_What the task asks_: Search the entries below for the word "HavenStay" and copy each line that has it.

_Data in this exercise_:
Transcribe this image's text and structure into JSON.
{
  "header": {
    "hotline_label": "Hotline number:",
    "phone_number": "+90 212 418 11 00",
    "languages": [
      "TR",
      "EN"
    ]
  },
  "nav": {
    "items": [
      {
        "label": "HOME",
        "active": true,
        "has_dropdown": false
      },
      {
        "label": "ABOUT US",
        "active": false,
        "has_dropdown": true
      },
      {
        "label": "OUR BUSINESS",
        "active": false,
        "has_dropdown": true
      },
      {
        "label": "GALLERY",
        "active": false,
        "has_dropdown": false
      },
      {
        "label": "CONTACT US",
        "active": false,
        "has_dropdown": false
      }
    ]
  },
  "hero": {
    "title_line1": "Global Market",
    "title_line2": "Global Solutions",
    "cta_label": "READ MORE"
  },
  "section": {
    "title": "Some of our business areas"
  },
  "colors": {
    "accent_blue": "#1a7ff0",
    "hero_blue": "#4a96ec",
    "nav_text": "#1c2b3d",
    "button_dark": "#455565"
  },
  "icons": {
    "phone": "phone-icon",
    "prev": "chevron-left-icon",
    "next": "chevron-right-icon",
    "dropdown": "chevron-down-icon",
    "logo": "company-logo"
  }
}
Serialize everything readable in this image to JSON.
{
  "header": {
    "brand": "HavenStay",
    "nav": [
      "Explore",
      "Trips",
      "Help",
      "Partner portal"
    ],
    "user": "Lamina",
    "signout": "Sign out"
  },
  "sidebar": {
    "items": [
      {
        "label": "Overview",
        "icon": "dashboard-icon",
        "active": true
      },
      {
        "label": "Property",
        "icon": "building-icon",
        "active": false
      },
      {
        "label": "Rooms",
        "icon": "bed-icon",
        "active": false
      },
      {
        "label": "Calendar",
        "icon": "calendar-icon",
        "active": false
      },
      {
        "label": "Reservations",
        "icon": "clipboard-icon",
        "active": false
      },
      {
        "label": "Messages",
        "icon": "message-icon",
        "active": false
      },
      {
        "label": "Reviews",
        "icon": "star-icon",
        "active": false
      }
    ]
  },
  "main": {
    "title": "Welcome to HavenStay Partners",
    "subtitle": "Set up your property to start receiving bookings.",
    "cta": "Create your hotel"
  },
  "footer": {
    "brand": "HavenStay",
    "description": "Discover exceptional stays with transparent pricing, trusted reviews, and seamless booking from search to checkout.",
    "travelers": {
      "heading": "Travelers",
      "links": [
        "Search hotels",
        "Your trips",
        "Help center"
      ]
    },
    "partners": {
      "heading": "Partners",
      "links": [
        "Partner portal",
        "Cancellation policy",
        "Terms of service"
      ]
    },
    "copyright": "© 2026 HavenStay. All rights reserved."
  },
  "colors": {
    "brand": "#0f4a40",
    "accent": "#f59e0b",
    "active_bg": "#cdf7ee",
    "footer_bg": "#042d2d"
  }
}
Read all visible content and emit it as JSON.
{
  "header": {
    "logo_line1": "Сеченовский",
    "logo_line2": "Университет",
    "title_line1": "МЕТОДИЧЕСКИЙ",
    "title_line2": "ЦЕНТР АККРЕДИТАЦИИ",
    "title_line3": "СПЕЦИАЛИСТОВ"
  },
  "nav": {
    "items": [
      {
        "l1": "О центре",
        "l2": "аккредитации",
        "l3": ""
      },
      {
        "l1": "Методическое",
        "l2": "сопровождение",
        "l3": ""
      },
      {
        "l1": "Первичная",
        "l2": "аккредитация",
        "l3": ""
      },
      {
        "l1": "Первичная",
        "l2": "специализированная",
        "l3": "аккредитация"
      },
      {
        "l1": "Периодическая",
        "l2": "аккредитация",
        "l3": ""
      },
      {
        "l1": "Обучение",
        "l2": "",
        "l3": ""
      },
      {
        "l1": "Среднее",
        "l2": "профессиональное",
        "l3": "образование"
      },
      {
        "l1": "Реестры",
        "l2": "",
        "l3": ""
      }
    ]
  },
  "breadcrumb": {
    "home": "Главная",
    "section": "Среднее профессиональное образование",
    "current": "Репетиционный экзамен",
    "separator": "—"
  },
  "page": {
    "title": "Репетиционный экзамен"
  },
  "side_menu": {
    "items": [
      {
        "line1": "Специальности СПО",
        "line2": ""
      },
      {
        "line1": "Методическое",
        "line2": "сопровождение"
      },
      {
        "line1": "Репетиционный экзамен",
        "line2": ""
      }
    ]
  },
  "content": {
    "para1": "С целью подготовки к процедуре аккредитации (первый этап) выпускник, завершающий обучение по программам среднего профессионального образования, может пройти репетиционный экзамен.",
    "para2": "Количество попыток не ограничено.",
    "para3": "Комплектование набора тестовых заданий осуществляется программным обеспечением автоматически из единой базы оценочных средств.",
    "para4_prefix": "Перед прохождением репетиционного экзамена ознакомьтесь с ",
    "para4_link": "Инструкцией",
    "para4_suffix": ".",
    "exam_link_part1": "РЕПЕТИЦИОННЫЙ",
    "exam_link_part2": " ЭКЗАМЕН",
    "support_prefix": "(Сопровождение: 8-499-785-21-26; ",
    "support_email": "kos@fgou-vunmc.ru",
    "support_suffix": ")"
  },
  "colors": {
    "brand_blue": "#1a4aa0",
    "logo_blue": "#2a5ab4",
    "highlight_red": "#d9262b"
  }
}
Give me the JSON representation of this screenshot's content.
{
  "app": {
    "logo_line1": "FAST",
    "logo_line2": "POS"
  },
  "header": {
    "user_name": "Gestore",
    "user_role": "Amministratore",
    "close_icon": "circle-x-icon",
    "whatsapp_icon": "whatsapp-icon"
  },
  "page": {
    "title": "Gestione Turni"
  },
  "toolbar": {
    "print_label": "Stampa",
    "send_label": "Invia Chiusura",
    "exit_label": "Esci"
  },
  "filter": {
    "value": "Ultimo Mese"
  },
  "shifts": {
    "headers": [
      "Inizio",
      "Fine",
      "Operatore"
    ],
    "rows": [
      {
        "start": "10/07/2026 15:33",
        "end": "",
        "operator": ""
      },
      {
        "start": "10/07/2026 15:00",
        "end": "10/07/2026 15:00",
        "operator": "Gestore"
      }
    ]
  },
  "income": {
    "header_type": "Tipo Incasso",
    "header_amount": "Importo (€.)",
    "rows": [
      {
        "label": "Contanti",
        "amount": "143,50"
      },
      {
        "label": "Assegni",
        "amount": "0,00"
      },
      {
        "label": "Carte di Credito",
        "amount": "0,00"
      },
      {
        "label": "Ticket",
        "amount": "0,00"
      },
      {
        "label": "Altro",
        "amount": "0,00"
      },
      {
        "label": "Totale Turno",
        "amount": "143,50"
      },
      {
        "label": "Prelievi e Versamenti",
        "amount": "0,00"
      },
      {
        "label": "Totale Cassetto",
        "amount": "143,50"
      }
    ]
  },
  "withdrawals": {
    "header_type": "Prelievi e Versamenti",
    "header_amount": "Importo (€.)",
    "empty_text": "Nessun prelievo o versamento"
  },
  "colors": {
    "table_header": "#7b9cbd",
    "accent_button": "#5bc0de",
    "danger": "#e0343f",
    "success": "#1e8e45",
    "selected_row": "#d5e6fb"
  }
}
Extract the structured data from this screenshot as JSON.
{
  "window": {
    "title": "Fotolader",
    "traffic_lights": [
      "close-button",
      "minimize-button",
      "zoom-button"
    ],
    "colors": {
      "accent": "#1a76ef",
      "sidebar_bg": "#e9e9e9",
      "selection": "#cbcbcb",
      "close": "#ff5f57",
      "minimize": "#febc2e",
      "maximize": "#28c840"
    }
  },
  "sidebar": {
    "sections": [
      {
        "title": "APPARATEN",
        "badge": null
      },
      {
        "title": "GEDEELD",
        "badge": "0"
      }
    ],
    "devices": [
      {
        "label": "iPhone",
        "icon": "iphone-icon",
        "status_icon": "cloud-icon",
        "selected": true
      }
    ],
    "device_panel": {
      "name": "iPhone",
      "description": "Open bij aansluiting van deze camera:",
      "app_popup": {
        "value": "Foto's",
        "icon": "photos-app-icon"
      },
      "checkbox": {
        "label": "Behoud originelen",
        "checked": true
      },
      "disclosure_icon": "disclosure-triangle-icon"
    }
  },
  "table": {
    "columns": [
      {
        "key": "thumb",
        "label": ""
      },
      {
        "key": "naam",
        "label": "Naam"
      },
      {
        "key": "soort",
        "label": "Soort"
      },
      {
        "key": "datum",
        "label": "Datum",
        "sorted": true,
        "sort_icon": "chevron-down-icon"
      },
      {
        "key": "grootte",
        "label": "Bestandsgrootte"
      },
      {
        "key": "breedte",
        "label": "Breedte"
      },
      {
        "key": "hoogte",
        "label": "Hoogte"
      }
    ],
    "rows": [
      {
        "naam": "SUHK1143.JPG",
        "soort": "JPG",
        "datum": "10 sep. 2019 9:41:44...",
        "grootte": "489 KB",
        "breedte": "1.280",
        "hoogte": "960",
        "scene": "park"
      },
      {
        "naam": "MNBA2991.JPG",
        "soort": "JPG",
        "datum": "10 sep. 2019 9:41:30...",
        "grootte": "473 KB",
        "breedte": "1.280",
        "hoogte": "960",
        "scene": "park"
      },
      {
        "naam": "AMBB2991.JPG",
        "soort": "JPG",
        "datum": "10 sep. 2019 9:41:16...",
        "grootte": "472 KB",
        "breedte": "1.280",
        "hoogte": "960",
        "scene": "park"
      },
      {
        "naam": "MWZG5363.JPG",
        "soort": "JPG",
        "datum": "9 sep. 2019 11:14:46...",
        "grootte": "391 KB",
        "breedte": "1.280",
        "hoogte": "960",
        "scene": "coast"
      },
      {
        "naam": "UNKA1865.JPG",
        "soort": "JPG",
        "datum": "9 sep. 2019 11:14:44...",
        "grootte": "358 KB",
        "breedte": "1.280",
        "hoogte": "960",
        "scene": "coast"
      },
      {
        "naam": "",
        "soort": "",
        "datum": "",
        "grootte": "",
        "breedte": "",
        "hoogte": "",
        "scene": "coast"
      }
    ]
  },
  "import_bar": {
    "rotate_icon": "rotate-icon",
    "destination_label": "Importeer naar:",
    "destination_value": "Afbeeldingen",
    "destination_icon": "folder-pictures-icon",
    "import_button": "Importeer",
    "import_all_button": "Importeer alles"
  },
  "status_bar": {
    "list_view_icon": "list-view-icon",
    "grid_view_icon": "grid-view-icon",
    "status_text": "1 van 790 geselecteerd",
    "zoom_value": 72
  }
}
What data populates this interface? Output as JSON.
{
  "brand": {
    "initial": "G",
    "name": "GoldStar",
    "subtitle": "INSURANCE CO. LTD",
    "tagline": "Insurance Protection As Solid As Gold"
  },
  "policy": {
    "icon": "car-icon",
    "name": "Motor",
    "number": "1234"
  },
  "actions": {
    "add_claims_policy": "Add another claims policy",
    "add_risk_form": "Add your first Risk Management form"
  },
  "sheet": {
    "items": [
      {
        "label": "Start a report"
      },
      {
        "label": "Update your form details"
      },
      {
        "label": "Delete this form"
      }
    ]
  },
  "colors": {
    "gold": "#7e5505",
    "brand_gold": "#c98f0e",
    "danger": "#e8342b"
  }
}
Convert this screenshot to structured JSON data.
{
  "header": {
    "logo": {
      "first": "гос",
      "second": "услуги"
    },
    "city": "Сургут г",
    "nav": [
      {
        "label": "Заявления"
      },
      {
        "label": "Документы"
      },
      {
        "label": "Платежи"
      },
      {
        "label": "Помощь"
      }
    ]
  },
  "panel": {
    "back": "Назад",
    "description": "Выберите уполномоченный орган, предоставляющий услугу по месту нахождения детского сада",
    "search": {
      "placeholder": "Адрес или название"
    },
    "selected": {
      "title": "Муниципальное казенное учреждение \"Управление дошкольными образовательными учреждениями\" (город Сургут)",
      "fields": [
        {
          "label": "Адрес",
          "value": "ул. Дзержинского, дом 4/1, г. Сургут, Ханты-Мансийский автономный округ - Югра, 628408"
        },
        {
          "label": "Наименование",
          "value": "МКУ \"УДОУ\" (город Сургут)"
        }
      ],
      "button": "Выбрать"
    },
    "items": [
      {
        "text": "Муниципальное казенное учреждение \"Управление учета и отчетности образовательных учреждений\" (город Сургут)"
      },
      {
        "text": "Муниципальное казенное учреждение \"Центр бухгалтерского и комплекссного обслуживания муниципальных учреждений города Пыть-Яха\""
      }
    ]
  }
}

_Task result_:
    "brand": "HavenStay",
    "title": "Welcome to HavenStay Partners",
    "brand": "HavenStay",
    "copyright": "© 2026 HavenStay. All rights reserved."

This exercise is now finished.